Nassau County Executive Laura Curran announced that discharges of COVID-19 patients from county hospitals have outpaced new admissions for the 10th straight day at a press conference on Thursday, April 16. As of Wednesday night there were 2,339 coronavirus patients hospitalized in the county, down 138 from the day before.
“We stayed home, we did the right thing, we flattened the curve,” Curran said. “The numbers weren’t as bad as predicted just three weeks ago.”
Curran followed that happy proclamation by addressing when the county’s struggling businesses will be able to reopen and life will start to return to normal. Though a firm timeline is not yet in place, the county executive said Nassau will follow the lead of New York State Governor Andrew Cuomo and the collective of nearby state leaders that are working to address restarting the economy on a regional level.
“We’re itching to get back to normal,” Curran said. “The economic devastation is very real, so we’re listening to the federal government and we’re following governor Andrew Cuomo and the coalition he’s put together of regional governments. It will take a lot of work to come back.”
A couple days prior, Curran referred to reopening the county’s economy as a “balancing act” that will need to take into consideration how Nassau’s health care system will handle the return to normalcy.
Curran also echoed Cuomo’s sentiment about the importance of widespread antibody testing, which the governor said would be “the single best tool to begin to safely reopen society.” The tests, which can determine if a person has previously been infected with coronavirus and since developed immunity, has been referred to by experts as crucial to finding out who can safely return to work down the line.
Curran said a finger-prick antibody test is in the process of being tested for approval at the Wadsworth Center laboratory of the New York State Department of Health as well as receiving emergency approval from the federal government, and that both processes are moving along quickly.
While antibody tests have become the focus of much recent attention, scientists have noted several problems that make them a less-than-100-percent-reliable method of screening for COVID-19 immunity.
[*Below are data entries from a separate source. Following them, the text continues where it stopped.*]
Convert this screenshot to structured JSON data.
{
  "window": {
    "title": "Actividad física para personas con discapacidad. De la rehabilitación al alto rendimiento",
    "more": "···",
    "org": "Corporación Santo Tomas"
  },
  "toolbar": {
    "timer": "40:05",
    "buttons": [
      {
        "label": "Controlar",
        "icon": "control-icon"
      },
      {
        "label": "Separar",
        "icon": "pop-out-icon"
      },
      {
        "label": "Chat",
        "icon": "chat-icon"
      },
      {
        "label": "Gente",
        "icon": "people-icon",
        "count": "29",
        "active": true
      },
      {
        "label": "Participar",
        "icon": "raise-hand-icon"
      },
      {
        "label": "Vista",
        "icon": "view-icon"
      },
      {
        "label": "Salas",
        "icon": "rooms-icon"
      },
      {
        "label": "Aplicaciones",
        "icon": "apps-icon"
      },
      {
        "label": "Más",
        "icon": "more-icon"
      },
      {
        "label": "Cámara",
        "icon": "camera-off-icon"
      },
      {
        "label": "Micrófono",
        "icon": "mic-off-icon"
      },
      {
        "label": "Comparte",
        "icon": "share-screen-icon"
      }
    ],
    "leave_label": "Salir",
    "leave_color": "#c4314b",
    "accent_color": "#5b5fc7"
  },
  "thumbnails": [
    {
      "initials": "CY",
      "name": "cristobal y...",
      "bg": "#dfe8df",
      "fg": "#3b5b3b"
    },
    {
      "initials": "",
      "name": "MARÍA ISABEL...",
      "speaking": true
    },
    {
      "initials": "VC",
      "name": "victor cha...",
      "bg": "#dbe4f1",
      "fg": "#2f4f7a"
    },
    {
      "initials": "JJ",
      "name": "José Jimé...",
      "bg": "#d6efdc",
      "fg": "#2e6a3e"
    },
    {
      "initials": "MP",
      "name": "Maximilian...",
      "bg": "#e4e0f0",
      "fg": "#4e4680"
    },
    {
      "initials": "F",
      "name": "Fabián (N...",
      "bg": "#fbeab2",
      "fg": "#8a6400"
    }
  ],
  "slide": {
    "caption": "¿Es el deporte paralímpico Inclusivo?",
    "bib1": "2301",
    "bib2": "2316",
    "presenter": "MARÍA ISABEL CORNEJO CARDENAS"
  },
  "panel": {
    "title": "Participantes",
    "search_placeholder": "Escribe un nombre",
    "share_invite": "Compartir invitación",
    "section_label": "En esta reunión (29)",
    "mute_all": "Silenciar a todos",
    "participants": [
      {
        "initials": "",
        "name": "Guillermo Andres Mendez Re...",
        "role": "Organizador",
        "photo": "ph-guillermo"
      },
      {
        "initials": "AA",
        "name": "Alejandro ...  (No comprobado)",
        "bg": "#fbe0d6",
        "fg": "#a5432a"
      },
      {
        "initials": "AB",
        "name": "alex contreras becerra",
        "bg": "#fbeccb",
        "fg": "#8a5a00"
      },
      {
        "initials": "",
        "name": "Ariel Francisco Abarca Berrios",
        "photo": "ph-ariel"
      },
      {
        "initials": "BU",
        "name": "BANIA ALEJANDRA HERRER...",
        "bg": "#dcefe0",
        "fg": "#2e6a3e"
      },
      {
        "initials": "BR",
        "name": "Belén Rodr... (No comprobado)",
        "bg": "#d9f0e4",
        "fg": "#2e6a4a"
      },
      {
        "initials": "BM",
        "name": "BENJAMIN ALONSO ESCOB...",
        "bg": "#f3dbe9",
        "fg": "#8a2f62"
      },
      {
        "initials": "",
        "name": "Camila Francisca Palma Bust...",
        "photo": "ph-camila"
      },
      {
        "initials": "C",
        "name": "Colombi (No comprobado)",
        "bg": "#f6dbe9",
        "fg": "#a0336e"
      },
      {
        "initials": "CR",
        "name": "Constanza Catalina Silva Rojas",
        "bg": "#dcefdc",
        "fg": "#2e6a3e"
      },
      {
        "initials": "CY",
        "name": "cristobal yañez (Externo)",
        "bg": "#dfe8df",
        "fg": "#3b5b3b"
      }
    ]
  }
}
In a paper submitted to the White House by researchers with the National Academy of Sciences, experts noted that the presence of coronavirus antibodies may not necessarily indicate immunity to the illness. Furthermore, the scientists told the White House that while there are several antibody tests of wildly varying effectiveness floating around, none of them are being produced at levels sufficient to meet national production demands.